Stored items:
***

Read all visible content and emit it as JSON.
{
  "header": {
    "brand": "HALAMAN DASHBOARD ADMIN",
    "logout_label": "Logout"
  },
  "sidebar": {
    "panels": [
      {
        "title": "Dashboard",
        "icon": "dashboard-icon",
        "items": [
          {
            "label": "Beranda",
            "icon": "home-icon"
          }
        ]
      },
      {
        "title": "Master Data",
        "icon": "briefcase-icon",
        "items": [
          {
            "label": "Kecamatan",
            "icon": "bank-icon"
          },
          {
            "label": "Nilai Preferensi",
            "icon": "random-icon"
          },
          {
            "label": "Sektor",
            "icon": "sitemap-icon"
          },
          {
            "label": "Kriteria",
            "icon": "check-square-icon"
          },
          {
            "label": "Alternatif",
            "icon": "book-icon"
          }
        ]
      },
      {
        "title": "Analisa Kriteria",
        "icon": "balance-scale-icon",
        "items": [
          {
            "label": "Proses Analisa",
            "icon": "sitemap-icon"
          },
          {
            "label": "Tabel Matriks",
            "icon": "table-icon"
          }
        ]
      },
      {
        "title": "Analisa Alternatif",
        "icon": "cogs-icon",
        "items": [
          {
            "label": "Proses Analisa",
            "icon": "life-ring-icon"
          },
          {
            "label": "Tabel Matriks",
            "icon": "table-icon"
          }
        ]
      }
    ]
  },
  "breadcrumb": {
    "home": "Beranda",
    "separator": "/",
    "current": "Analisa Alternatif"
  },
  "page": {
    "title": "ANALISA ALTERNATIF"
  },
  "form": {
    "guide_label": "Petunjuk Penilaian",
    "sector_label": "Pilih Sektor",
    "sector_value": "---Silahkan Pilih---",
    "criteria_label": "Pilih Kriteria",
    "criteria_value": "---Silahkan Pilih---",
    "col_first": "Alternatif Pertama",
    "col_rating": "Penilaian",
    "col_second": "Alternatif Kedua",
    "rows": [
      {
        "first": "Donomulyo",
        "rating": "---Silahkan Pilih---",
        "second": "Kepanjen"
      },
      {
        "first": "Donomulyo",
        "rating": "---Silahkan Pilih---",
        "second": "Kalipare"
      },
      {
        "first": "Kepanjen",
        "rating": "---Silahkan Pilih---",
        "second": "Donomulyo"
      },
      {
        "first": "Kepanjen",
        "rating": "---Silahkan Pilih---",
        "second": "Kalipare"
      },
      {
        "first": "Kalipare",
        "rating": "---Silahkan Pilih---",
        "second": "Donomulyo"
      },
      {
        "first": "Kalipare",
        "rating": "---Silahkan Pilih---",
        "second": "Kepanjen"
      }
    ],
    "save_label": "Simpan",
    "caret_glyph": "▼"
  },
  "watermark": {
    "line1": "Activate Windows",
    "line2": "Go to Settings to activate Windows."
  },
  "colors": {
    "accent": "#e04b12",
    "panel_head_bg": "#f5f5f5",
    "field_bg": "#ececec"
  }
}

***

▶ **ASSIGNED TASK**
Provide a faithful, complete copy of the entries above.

▶ **ANSWER**
Read all visible content and emit it as JSON.
{
  "header": {
    "brand": "HALAMAN DASHBOARD ADMIN",
    "logout_label": "Logout"
  },
  "sidebar": {
    "panels": [
      {
        "title": "Dashboard",
        "icon": "dashboard-icon",
        "items": [
          {
            "label": "Beranda",
            "icon": "home-icon"
          }
        ]
      },
      {
        "title": "Master Data",
        "icon": "briefcase-icon",
        "items": [
          {
            "label": "Kecamatan",
            "icon": "bank-icon"
          },
          {
            "label": "Nilai Preferensi",
            "icon": "random-icon"
          },
          {
            "label": "Sektor",
            "icon": "sitemap-icon"
          },
          {
            "label": "Kriteria",
            "icon": "check-square-icon"
          },
          {
            "label": "Alternatif",
            "icon": "book-icon"
          }
        ]
      },
      {
        "title": "Analisa Kriteria",
        "icon": "balance-scale-icon",
        "items": [
          {
            "label": "Proses Analisa",
            "icon": "sitemap-icon"
          },
          {
            "label": "Tabel Matriks",
            "icon": "table-icon"
          }
        ]
      },
      {
        "title": "Analisa Alternatif",
        "icon": "cogs-icon",
        "items": [
          {
            "label": "Proses Analisa",
            "icon": "life-ring-icon"
          },
          {
            "label": "Tabel Matriks",
            "icon": "table-icon"
          }
        ]
      }
    ]
  },
  "breadcrumb": {
    "home": "Beranda",
    "separator": "/",
    "current": "Analisa Alternatif"
  },
  "page": {
    "title": "ANALISA ALTERNATIF"
  },
  "form": {
    "guide_label": "Petunjuk Penilaian",
    "sector_label": "Pilih Sektor",
    "sector_value": "---Silahkan Pilih---",
    "criteria_label": "Pilih Kriteria",
    "criteria_value": "---Silahkan Pilih---",
    "col_first": "Alternatif Pertama",
    "col_rating": "Penilaian",
    "col_second": "Alternatif Kedua",
    "rows": [
      {
        "first": "Donomulyo",
        "rating": "---Silahkan Pilih---",
        "second": "Kepanjen"
      },
      {
        "first": "Donomulyo",
        "rating": "---Silahkan Pilih---",
        "second": "Kalipare"
      },
      {
        "first": "Kepanjen",
        "rating": "---Silahkan Pilih---",
        "second": "Donomulyo"
      },
      {
        "first": "Kepanjen",
        "rating": "---Silahkan Pilih---",
        "second": "Kalipare"
      },
      {
        "first": "Kalipare",
        "rating": "---Silahkan Pilih---",
        "second": "Donomulyo"
      },
      {
        "first": "Kalipare",
        "rating": "---Silahkan Pilih---",
        "second": "Kepanjen"
      }
    ],
    "save_label": "Simpan",
    "caret_glyph": "▼"
  },
  "watermark": {
    "line1": "Activate Windows",
    "line2": "Go to Settings to activate Windows."
  },
  "colors": {
    "accent": "#e04b12",
    "panel_head_bg": "#f5f5f5",
    "field_bg": "#ececec"
  }
}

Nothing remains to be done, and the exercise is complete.